Task statement
Where a line contains the word "Cappadocia", copy that line from the records below.

-------- Provided material

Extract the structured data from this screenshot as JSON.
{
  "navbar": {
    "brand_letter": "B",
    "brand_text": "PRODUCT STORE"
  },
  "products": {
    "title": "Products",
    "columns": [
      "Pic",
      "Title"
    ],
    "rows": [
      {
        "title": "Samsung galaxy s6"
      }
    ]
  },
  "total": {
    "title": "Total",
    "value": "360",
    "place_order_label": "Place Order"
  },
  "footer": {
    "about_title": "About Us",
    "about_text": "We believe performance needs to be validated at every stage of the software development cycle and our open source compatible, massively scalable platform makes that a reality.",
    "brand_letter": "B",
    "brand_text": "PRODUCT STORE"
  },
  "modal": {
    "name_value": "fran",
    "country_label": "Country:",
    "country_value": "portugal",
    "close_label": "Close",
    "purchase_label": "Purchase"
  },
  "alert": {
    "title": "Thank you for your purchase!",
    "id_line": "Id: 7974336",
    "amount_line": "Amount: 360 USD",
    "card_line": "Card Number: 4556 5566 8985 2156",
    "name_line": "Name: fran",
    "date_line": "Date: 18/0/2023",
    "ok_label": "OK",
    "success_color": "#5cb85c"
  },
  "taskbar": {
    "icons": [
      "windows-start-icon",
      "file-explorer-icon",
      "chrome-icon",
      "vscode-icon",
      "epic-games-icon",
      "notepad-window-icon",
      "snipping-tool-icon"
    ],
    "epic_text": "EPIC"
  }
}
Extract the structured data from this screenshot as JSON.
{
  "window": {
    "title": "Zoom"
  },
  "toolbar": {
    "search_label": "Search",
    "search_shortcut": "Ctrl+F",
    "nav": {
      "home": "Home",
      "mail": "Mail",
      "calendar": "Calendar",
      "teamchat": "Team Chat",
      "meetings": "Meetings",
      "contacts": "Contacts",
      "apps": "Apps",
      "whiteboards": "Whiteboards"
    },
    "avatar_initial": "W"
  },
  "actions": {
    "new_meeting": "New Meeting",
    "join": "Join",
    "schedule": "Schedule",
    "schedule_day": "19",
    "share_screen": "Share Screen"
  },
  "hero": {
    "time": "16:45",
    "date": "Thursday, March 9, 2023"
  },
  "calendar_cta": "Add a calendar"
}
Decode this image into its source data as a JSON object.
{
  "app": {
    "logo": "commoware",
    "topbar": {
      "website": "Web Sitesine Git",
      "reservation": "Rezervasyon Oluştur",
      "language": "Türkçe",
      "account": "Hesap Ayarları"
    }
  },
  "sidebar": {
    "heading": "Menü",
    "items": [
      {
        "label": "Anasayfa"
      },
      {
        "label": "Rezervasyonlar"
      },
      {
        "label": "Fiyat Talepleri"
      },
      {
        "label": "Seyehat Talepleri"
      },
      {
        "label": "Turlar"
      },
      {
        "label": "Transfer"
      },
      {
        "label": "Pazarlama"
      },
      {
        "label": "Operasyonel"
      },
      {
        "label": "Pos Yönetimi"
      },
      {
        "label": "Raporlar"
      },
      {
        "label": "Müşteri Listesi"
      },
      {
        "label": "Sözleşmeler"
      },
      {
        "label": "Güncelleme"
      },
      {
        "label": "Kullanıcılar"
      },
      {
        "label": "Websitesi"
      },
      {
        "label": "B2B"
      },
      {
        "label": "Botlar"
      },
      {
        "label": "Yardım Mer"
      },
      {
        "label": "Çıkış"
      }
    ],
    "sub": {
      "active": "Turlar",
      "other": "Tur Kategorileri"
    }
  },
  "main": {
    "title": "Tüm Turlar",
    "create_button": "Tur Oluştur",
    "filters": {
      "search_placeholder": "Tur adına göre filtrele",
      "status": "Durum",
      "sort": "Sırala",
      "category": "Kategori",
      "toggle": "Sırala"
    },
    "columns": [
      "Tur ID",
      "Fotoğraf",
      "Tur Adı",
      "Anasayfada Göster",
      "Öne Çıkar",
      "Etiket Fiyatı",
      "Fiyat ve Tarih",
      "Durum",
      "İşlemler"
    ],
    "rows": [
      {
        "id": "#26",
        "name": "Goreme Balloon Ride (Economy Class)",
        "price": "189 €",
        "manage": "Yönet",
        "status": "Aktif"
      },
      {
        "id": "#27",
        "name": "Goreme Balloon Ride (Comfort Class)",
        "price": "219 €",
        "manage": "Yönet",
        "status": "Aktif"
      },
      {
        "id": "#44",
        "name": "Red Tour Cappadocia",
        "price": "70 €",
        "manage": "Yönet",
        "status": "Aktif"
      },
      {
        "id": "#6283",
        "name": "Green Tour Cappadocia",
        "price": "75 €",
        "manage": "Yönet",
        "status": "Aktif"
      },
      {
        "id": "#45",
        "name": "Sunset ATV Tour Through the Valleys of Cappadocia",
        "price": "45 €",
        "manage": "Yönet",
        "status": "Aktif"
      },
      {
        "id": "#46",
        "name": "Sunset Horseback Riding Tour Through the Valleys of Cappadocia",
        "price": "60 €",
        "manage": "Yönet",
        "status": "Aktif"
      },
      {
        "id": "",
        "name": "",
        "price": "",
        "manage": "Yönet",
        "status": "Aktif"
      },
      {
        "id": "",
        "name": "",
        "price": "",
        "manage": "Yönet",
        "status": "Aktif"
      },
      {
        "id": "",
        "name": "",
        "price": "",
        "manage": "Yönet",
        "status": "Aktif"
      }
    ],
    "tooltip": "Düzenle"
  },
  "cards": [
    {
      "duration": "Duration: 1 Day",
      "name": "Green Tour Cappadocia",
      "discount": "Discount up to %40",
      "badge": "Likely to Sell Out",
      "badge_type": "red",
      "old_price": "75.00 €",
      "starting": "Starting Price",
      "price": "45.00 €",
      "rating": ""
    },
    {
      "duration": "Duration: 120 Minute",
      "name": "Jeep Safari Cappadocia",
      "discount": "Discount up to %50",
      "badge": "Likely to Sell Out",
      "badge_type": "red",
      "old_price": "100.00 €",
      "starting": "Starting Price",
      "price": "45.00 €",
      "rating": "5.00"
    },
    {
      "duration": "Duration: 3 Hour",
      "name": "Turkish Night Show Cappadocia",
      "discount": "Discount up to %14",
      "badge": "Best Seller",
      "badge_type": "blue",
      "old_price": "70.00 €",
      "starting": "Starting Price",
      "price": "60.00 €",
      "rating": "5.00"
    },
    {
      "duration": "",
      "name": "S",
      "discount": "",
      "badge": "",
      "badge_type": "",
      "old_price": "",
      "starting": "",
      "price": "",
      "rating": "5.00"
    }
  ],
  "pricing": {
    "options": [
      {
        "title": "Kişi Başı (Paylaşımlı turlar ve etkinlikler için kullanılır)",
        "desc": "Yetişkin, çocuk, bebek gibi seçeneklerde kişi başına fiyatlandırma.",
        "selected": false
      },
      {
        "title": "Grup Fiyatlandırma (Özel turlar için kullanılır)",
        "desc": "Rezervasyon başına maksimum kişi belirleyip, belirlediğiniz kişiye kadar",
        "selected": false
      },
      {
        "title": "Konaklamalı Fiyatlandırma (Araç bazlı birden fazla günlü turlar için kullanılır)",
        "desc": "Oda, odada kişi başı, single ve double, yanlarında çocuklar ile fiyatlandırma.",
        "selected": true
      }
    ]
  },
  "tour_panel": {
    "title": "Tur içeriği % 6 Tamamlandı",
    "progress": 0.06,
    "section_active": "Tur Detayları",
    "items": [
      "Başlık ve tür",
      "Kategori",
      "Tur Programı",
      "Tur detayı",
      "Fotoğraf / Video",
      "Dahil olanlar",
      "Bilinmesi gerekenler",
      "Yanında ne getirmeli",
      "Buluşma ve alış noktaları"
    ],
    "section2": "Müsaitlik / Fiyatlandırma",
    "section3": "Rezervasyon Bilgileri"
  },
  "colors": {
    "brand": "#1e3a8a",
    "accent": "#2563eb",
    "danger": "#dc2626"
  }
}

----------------

Your response
        "name": "Red Tour Cappadocia",
        "name": "Green Tour Cappadocia",
        "name": "Sunset ATV Tour Through the Valleys of Cappadocia",
        "name": "Sunset Horseback Riding Tour Through the Valleys of Cappadocia",
      "name": "Green Tour Cappadocia",
      "name": "Jeep Safari Cappadocia",
      "name": "Turkish Night Show Cappadocia",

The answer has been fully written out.